Saturday 15 July 2017 marks 202 years since the Napoleonic Wars finally came to an end. Former Emperor Napoleon Bonaparte surrendered to Captain Frederick Lewis Maitland of HMS Bellerophon on 15 July 1815.
Six weeks after his disastrous defeat at Waterloo, Napoleon faced an uncertain future. After his abdication, he was unwelcome in France, with his capture sought by Prussian and Austrian forces.
Captain Maitland of HMS Bellerophon wrote an account of the events that followed for a personal statement; this can be found at TFhe National Archives under the document reference FO 97/159.
On 10 July 1815, HMS Bellerophon was guarding the French port of Rochefort when a French vessel bearing a flag of truce approached. On board were General Anne Jean Marie Rene Savary and the Comte de Las (Count of) Cases, with the first announcement of Napoleon’s consideration to surrender to the British.
There was further contact between the French party and the Bellerophon over the following days.
At 07:00 on 14 July a vessel approached the Bellerophon. The Comte de Las Cases was again on board, this time accompanied by General L’Allarand. They had a letter from Napoleon, wishing to discuss the terms of General Bonaparte’s surrender.
After leaving Bellerophon, Comte de Las Cases returned at 19:00 the same day with a letter from Napoleon’s General, Count Bertrand revealing that Napoleon was currently on Isle D’Aix and fully prepared to surrender.
Napoleon’s arrival on the Bellerophon is recorded in the log for the ship dated 15 July 1815 (ADM 53/192).
While in custody Napoleon and his entourage were treated like guests, with the former emperor given access to the Great cabin of the ship. Napoleon wanted to travel to North America, where he hoped to gain asylum; upon refusal of this by the British, he hoped to be allowed to live out his life in England. Maitland’s account in FO 97/159 appears to have been triggered as a response to enquiries from his superiors, after they had dealt with accusations from Napoleon’s party that they had been promised residency in England by the Captain.
Escorted by HMS Myrmidon (ADM 53/852), upon arrival in England the Bellerophon anchored at Brixham.

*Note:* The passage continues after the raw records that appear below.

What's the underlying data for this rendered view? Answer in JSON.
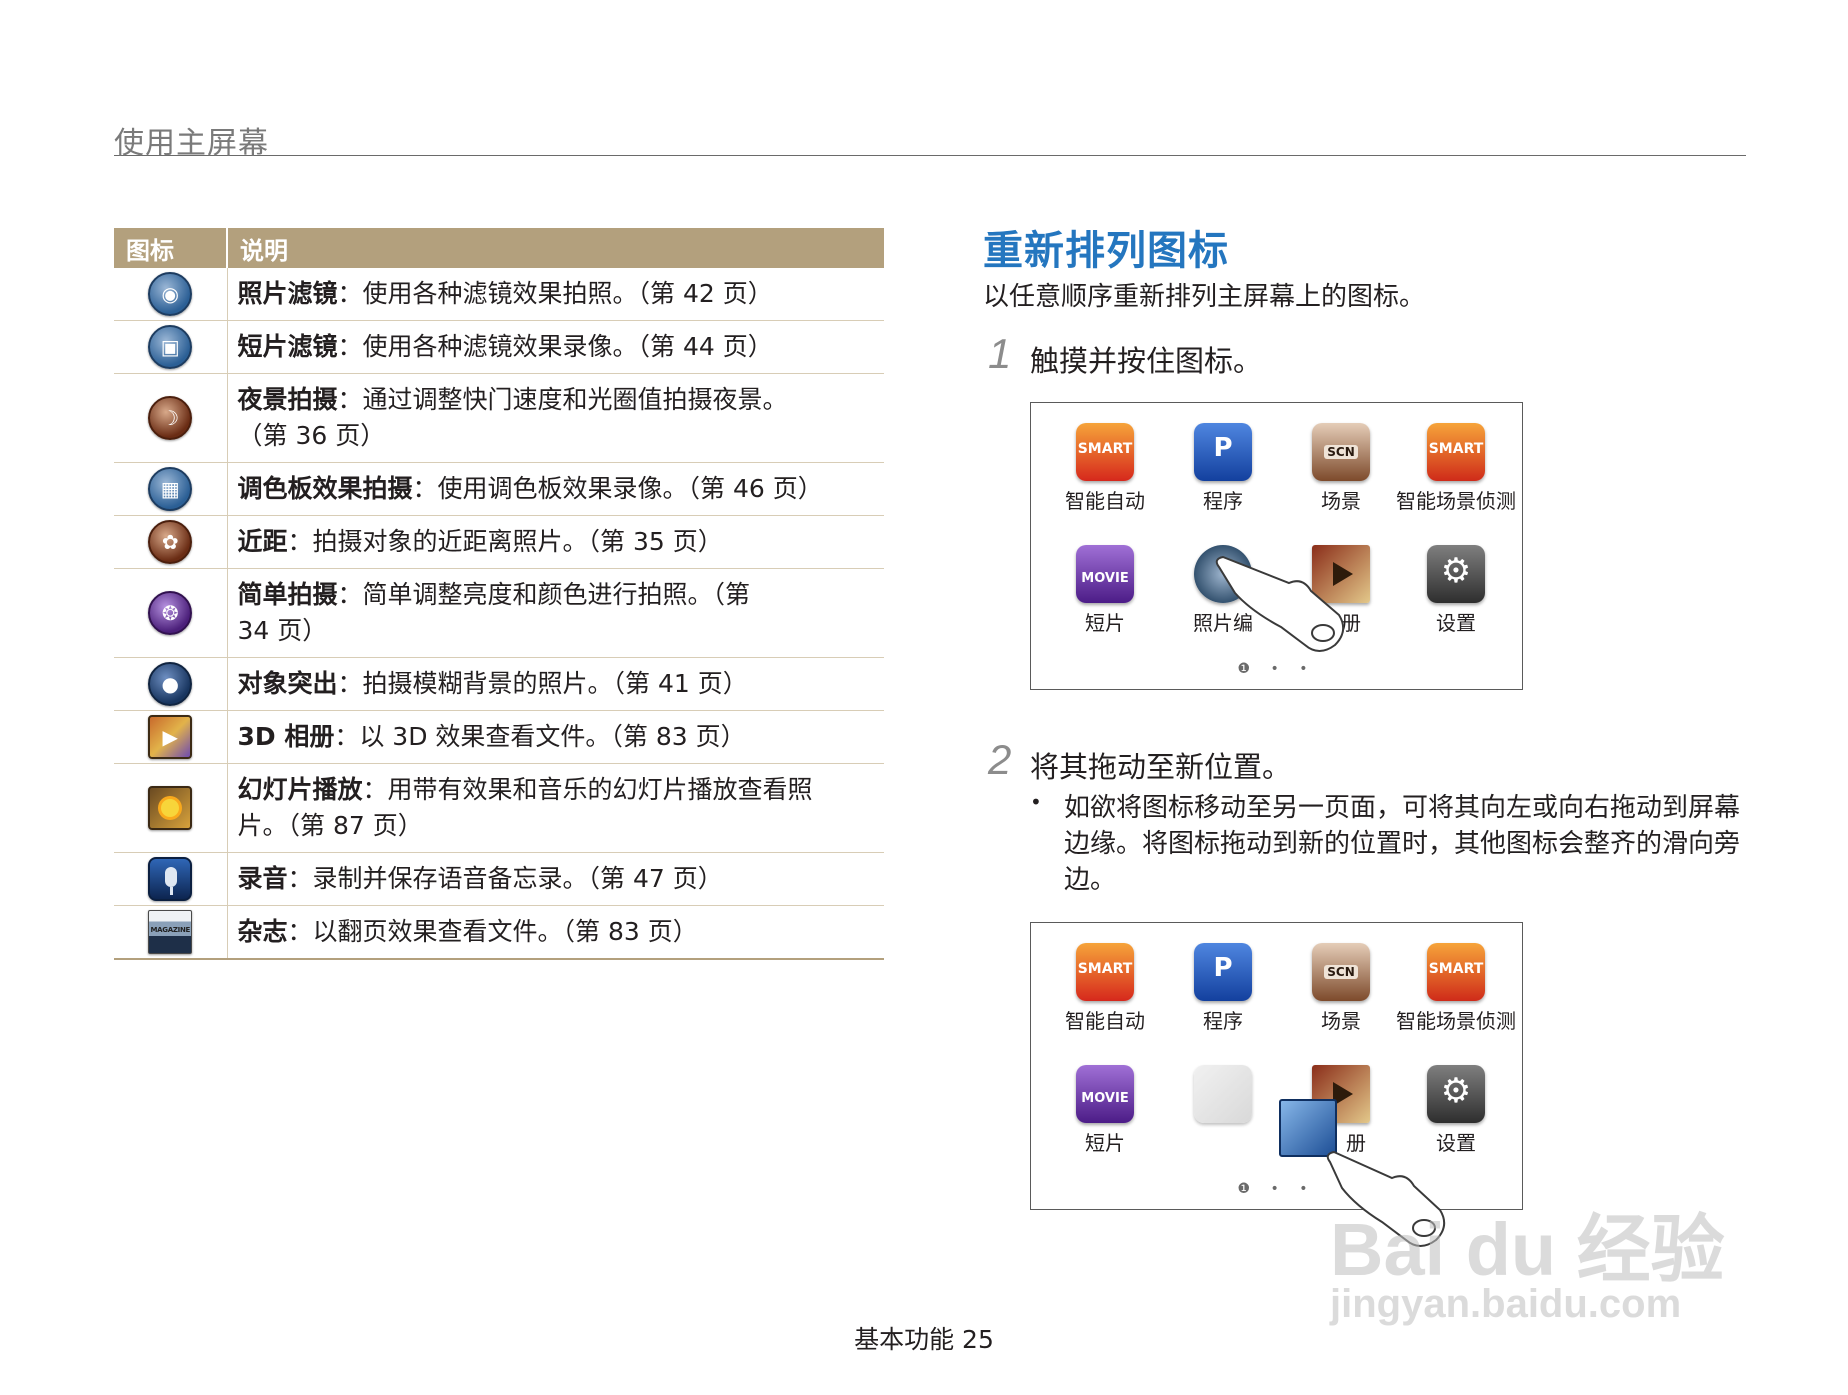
{
  "header": {
    "title": "使用主屏幕"
  },
  "table": {
    "col_icon": "图标",
    "col_desc": "说明",
    "rows": [
      {
        "icon": "photo-filter-icon",
        "name": "照片滤镜",
        "desc": "：使用各种滤镜效果拍照。（第 42 页）"
      },
      {
        "icon": "movie-filter-icon",
        "name": "短片滤镜",
        "desc": "：使用各种滤镜效果录像。（第 44 页）"
      },
      {
        "icon": "night-shot-icon",
        "name": "夜景拍摄",
        "desc": "：通过调整快门速度和光圈值拍摄夜景。（第 36 页）"
      },
      {
        "icon": "palette-effect-icon",
        "name": "调色板效果拍摄",
        "desc": "：使用调色板效果录像。（第 46 页）"
      },
      {
        "icon": "close-up-icon",
        "name": "近距",
        "desc": "：拍摄对象的近距离照片。（第 35 页）"
      },
      {
        "icon": "easy-shot-icon",
        "name": "简单拍摄",
        "desc": "：简单调整亮度和颜色进行拍照。（第 34 页）"
      },
      {
        "icon": "object-highlight-icon",
        "name": "对象突出",
        "desc": "：拍摄模糊背景的照片。（第 41 页）"
      },
      {
        "icon": "3d-album-icon",
        "name": "3D 相册",
        "desc": "：以 3D 效果查看文件。（第 83 页）"
      },
      {
        "icon": "slideshow-icon",
        "name": "幻灯片播放",
        "desc": "：用带有效果和音乐的幻灯片播放查看照片。（第 87 页）"
      },
      {
        "icon": "voice-record-icon",
        "name": "录音",
        "desc": "：录制并保存语音备忘录。（第 47 页）"
      },
      {
        "icon": "magazine-icon",
        "name": "杂志",
        "desc": "：以翻页效果查看文件。（第 83 页）"
      }
    ],
    "magazine_text": "MAGAZINE"
  },
  "section": {
    "title": "重新排列图标",
    "intro": "以任意顺序重新排列主屏幕上的图标。",
    "step1_num": "1",
    "step1_text": "触摸并按住图标。",
    "step2_num": "2",
    "step2_text": "将其拖动至新位置。",
    "bullet_mark": "•",
    "bullet_text": "如欲将图标移动至另一页面，可将其向左或向右拖动到屏幕边缘。将图标拖动到新的位置时，其他图标会整齐的滑向旁边。"
  },
  "screen1": {
    "apps": [
      {
        "icon": "smart-auto-icon",
        "badge": "SMART",
        "label": "智能自动"
      },
      {
        "icon": "program-icon",
        "badge": "P",
        "label": "程序"
      },
      {
        "icon": "scene-icon",
        "badge": "SCN",
        "label": "场景"
      },
      {
        "icon": "smart-scene-icon",
        "badge": "SMART",
        "label": "智能场景侦测"
      },
      {
        "icon": "movie-icon",
        "badge": "MOVIE",
        "label": "短片"
      },
      {
        "icon": "photo-edit-icon",
        "badge": "",
        "label": "照片编"
      },
      {
        "icon": "album-icon",
        "badge": "",
        "label": "相册"
      },
      {
        "icon": "settings-icon",
        "badge": "⚙",
        "label": "设置"
      }
    ],
    "dots": "❶ • •"
  },
  "screen2": {
    "apps": [
      {
        "icon": "smart-auto-icon",
        "badge": "SMART",
        "label": "智能自动"
      },
      {
        "icon": "program-icon",
        "badge": "P",
        "label": "程序"
      },
      {
        "icon": "scene-icon",
        "badge": "SCN",
        "label": "场景"
      },
      {
        "icon": "smart-scene-icon",
        "badge": "SMART",
        "label": "智能场景侦测"
      },
      {
        "icon": "movie-icon",
        "badge": "MOVIE",
        "label": "短片"
      },
      {
        "icon": "album-icon",
        "badge": "",
        "label": "册"
      },
      {
        "icon": "settings-icon",
        "badge": "⚙",
        "label": "设置"
      }
    ],
    "dots": "❶ • •"
  },
  "footer": {
    "text": "基本功能  25"
  },
  "watermark": {
    "brand": "Bai du 经验",
    "url": "jingyan.baidu.com"
  }
}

It then took Napoleon to Plymouth, where he was held aboard the moored Bellerophon and not allowed to set foot on British soil, much to his annoyance. Over the following weeks, the British government considered the fate of the ship’s famous prisoner. These discussions are recorded in ADM 1/4361 and again in FO 97/159.
Despite the British authority’s attempts to keep Napoleon’s presence in Plymouth a secret, word began to spread about his residency on the Bellerophon, causing a vast number of small vessels to swarm around the ship in the hopes of catching sight of him. HMS Liffey (ADM 52/4169) and HMS Eurotas (ADM 51/2322) were anchored as guard ships in the hopes of dissuading these smaller ships.
Eventually a decision was made to designate Napoleon and his entourage as ‘Prisoners of War’, with the island of Saint Helena in the South Atlantic chosen as their place of exile. This was a fate far removed from the ‘small estate’ where Napoleon wished to live out his days at in Britain.
While many of the loyal officers in his entourage chose to follow him, the surgeon in Napoleon’s company did not wish to journey to Saint Helena. Barry C O’Meara, the surgeon of the Bellerophon, offered to make the voyage with Napoleon instead (his offer is recorded in FO 97/159). For the voyage to Saint Helena, Napoleon was transferred to HMS Northumberland, a transit recorded in ADM 37/5494.
In his statement, Maitland revealed that General Bertrand had told him that in thanks for his kindness and hospitality, Napoleon wished to give the Captain a box containing a diamond encrusted portrait. Due to his position, Maitland felt that he was unable to accept such a gift, and he notes his actions to inform Napoleon and his party of this without causing offence.
Before leaving the Bellerophon, Napoleon had not been granted his desired audience with the Prince Regent. He revealed to Captain Maitland that part of his wish to meet the Prince was in the hope that he could recommend Maitland for promotion to Rear Admiral, as an appreciation of the hospitality that the Captain had shown him (Maitland would eventually rise to the position of Rear Admiral by the time of his death in 1839). Napoleon told Maitland that he considered him ‘a man of honour’.
In 1826, Captain Maitland published a detailed further account of his time spent with Napoleon. Captain Frederick Lewis Maitland’s Royal Navy service record can be found at The National Archives under the reference ADM 196/68/292.